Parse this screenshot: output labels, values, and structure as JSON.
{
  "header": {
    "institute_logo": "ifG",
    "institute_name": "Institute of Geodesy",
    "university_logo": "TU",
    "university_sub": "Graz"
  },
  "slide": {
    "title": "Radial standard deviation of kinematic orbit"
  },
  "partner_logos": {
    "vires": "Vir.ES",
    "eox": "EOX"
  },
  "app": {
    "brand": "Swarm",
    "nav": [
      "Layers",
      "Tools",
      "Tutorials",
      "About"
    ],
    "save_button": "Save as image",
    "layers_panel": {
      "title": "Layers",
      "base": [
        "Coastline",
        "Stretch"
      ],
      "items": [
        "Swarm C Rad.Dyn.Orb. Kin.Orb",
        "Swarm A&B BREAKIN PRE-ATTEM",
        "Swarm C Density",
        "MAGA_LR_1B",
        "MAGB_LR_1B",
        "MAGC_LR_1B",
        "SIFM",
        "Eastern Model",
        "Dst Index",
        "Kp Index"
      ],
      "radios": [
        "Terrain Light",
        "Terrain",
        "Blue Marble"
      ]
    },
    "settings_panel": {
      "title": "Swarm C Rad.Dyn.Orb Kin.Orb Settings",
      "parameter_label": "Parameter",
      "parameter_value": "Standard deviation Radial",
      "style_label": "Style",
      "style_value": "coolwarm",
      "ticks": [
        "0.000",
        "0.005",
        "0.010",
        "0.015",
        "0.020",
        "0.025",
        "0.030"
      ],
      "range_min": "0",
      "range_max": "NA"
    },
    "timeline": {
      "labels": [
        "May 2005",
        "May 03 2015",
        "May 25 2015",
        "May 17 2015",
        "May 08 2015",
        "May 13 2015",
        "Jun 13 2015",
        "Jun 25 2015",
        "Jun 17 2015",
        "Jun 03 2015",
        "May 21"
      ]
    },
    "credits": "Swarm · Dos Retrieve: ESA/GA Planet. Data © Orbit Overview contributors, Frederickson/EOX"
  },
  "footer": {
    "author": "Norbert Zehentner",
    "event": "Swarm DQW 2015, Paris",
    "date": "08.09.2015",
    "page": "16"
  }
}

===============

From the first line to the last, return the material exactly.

* Result for this exercise:
Parse this screenshot: output labels, values, and structure as JSON.
{
  "header": {
    "institute_logo": "ifG",
    "institute_name": "Institute of Geodesy",
    "university_logo": "TU",
    "university_sub": "Graz"
  },
  "slide": {
    "title": "Radial standard deviation of kinematic orbit"
  },
  "partner_logos": {
    "vires": "Vir.ES",
    "eox": "EOX"
  },
  "app": {
    "brand": "Swarm",
    "nav": [
      "Layers",
      "Tools",
      "Tutorials",
      "About"
    ],
    "save_button": "Save as image",
    "layers_panel": {
      "title": "Layers",
      "base": [
        "Coastline",
        "Stretch"
      ],
      "items": [
        "Swarm C Rad.Dyn.Orb. Kin.Orb",
        "Swarm A&B BREAKIN PRE-ATTEM",
        "Swarm C Density",
        "MAGA_LR_1B",
        "MAGB_LR_1B",
        "MAGC_LR_1B",
        "SIFM",
        "Eastern Model",
        "Dst Index",
        "Kp Index"
      ],
      "radios": [
        "Terrain Light",
        "Terrain",
        "Blue Marble"
      ]
    },
    "settings_panel": {
      "title": "Swarm C Rad.Dyn.Orb Kin.Orb Settings",
      "parameter_label": "Parameter",
      "parameter_value": "Standard deviation Radial",
      "style_label": "Style",
      "style_value": "coolwarm",
      "ticks": [
        "0.000",
        "0.005",
        "0.010",
        "0.015",
        "0.020",
        "0.025",
        "0.030"
      ],
      "range_min": "0",
      "range_max": "NA"
    },
    "timeline": {
      "labels": [
        "May 2005",
        "May 03 2015",
        "May 25 2015",
        "May 17 2015",
        "May 08 2015",
        "May 13 2015",
        "Jun 13 2015",
        "Jun 25 2015",
        "Jun 17 2015",
        "Jun 03 2015",
        "May 21"
      ]
    },
    "credits": "Swarm · Dos Retrieve: ESA/GA Planet. Data © Orbit Overview contributors, Frederickson/EOX"
  },
  "footer": {
    "author": "Norbert Zehentner",
    "event": "Swarm DQW 2015, Paris",
    "date": "08.09.2015",
    "page": "16"
  }
}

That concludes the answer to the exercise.